Exercise instructions –
Each line from the one containing "Convert this screenshot" through the last line of the data below is to be written out verbatim, and nothing more.

Record excerpts –
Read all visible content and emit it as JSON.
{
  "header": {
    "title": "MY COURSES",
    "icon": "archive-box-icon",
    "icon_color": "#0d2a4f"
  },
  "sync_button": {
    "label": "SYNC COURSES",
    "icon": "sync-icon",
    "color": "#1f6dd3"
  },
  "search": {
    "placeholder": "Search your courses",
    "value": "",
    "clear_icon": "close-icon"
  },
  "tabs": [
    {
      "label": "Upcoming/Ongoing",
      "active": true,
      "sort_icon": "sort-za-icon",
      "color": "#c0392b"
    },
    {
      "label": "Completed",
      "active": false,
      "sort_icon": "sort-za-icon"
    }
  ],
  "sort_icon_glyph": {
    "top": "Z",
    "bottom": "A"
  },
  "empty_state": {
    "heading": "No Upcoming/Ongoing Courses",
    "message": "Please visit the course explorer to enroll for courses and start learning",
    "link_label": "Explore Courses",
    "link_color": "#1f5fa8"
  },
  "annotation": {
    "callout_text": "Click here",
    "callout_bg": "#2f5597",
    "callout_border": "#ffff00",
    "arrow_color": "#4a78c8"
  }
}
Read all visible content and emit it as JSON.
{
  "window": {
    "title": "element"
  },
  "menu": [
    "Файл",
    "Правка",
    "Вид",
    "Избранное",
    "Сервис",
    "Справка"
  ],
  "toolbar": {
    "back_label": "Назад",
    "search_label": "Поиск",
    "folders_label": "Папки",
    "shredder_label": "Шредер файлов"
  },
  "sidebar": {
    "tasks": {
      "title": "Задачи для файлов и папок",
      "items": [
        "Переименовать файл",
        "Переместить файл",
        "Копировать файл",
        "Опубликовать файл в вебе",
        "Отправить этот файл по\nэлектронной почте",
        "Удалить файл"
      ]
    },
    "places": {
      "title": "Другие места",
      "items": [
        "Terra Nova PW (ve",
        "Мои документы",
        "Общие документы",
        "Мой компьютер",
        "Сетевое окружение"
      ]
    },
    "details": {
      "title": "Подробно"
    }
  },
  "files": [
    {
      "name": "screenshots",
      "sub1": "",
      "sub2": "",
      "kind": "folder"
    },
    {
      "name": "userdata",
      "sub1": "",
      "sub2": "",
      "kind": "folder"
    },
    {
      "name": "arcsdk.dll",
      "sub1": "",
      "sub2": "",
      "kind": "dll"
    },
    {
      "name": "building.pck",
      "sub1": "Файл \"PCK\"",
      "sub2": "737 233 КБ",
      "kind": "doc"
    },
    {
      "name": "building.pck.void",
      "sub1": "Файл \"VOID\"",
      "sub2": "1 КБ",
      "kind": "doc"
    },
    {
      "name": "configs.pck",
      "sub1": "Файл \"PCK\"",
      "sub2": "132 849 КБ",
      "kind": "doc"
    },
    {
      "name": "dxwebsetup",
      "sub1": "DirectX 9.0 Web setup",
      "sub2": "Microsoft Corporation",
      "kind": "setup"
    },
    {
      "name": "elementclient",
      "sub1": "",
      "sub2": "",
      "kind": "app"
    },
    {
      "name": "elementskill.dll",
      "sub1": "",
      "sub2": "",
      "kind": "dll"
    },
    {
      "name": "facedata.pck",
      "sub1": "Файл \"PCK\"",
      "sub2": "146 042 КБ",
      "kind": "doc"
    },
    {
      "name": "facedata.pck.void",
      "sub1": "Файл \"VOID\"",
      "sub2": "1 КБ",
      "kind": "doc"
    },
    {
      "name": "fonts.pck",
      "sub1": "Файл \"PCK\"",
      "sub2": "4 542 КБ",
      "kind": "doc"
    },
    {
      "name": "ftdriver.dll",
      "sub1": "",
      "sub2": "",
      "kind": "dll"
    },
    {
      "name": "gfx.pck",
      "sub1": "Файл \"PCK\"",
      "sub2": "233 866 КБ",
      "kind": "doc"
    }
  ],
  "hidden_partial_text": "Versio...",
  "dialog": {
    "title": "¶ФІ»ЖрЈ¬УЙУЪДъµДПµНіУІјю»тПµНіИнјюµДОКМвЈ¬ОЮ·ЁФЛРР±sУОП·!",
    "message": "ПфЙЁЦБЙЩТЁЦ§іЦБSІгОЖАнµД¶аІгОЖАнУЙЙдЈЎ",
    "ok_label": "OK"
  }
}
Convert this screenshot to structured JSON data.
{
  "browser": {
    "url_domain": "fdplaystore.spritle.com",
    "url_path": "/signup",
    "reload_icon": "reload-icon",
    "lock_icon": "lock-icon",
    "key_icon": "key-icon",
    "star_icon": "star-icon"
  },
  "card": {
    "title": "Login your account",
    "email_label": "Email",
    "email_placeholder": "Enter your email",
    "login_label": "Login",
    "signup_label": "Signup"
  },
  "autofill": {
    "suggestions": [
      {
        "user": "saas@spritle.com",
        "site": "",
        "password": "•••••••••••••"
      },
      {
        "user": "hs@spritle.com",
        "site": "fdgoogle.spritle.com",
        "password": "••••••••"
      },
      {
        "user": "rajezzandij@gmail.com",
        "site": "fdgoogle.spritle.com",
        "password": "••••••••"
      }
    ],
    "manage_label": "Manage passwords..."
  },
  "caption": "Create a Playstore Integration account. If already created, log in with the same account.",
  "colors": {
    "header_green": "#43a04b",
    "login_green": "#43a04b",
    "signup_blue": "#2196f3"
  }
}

Problem solution –
Convert this screenshot to structured JSON data.
{
  "browser": {
    "url_domain": "fdplaystore.spritle.com",
    "url_path": "/signup",
    "reload_icon": "reload-icon",
    "lock_icon": "lock-icon",
    "key_icon": "key-icon",
    "star_icon": "star-icon"
  },
  "card": {
    "title": "Login your account",
    "email_label": "Email",
    "email_placeholder": "Enter your email",
    "login_label": "Login",
    "signup_label": "Signup"
  },
  "autofill": {
    "suggestions": [
      {
        "user": "saas@spritle.com",
        "site": "",
        "password": "•••••••••••••"
      },
      {
        "user": "hs@spritle.com",
        "site": "fdgoogle.spritle.com",
        "password": "••••••••"
      },
      {
        "user": "rajezzandij@gmail.com",
        "site": "fdgoogle.spritle.com",
        "password": "••••••••"
      }
    ],
    "manage_label": "Manage passwords..."
  },
  "caption": "Create a Playstore Integration account. If already created, log in with the same account.",
  "colors": {
    "header_green": "#43a04b",
    "login_green": "#43a04b",
    "signup_blue": "#2196f3"
  }
}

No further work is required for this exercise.